**What to produce:** Please give the listing underneath again, exactly as shown.

**Records for processing:**

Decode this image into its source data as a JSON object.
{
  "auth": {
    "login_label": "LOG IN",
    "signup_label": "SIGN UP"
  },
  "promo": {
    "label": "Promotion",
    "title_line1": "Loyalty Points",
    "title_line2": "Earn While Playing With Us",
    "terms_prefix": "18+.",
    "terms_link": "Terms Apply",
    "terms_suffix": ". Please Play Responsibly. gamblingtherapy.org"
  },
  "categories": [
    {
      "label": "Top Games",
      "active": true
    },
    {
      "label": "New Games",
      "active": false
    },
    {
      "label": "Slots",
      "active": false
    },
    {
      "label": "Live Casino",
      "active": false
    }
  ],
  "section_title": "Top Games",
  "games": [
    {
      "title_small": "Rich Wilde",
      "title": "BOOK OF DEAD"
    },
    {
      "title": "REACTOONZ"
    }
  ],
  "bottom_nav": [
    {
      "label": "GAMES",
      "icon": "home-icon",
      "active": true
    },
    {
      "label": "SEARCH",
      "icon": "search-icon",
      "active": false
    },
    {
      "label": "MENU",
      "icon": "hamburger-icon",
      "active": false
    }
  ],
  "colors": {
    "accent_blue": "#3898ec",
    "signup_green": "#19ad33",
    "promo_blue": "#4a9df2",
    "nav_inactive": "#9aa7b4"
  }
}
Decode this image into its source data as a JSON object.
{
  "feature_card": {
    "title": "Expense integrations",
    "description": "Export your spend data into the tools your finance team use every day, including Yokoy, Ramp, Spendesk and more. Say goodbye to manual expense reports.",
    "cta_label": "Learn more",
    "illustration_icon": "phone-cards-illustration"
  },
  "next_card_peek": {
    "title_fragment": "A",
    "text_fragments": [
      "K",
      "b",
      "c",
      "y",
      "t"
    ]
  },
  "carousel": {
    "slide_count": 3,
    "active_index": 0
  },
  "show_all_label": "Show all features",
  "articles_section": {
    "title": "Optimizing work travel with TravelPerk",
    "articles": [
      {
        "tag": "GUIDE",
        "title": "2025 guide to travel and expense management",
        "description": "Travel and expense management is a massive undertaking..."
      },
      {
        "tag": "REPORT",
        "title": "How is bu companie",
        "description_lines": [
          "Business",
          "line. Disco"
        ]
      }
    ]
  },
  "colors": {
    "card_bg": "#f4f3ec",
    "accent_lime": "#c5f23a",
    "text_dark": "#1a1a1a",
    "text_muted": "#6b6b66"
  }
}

**Exercise answer:**
Decode this image into its source data as a JSON object.
{
  "auth": {
    "login_label": "LOG IN",
    "signup_label": "SIGN UP"
  },
  "promo": {
    "label": "Promotion",
    "title_line1": "Loyalty Points",
    "title_line2": "Earn While Playing With Us",
    "terms_prefix": "18+.",
    "terms_link": "Terms Apply",
    "terms_suffix": ". Please Play Responsibly. gamblingtherapy.org"
  },
  "categories": [
    {
      "label": "Top Games",
      "active": true
    },
    {
      "label": "New Games",
      "active": false
    },
    {
      "label": "Slots",
      "active": false
    },
    {
      "label": "Live Casino",
      "active": false
    }
  ],
  "section_title": "Top Games",
  "games": [
    {
      "title_small": "Rich Wilde",
      "title": "BOOK OF DEAD"
    },
    {
      "title": "REACTOONZ"
    }
  ],
  "bottom_nav": [
    {
      "label": "GAMES",
      "icon": "home-icon",
      "active": true
    },
    {
      "label": "SEARCH",
      "icon": "search-icon",
      "active": false
    },
    {
      "label": "MENU",
      "icon": "hamburger-icon",
      "active": false
    }
  ],
  "colors": {
    "accent_blue": "#3898ec",
    "signup_green": "#19ad33",
    "promo_blue": "#4a9df2",
    "nav_inactive": "#9aa7b4"
  }
}
Decode this image into its source data as a JSON object.
{
  "feature_card": {
    "title": "Expense integrations",
    "description": "Export your spend data into the tools your finance team use every day, including Yokoy, Ramp, Spendesk and more. Say goodbye to manual expense reports.",
    "cta_label": "Learn more",
    "illustration_icon": "phone-cards-illustration"
  },
  "next_card_peek": {
    "title_fragment": "A",
    "text_fragments": [
      "K",
      "b",
      "c",
      "y",
      "t"
    ]
  },
  "carousel": {
    "slide_count": 3,
    "active_index": 0
  },
  "show_all_label": "Show all features",
  "articles_section": {
    "title": "Optimizing work travel with TravelPerk",
    "articles": [
      {
        "tag": "GUIDE",
        "title": "2025 guide to travel and expense management",
        "description": "Travel and expense management is a massive undertaking..."
      },
      {
        "tag": "REPORT",
        "title": "How is bu companie",
        "description_lines": [
          "Business",
          "line. Disco"
        ]
      }
    ]
  },
  "colors": {
    "card_bg": "#f4f3ec",
    "accent_lime": "#c5f23a",
    "text_dark": "#1a1a1a",
    "text_muted": "#6b6b66"
  }
}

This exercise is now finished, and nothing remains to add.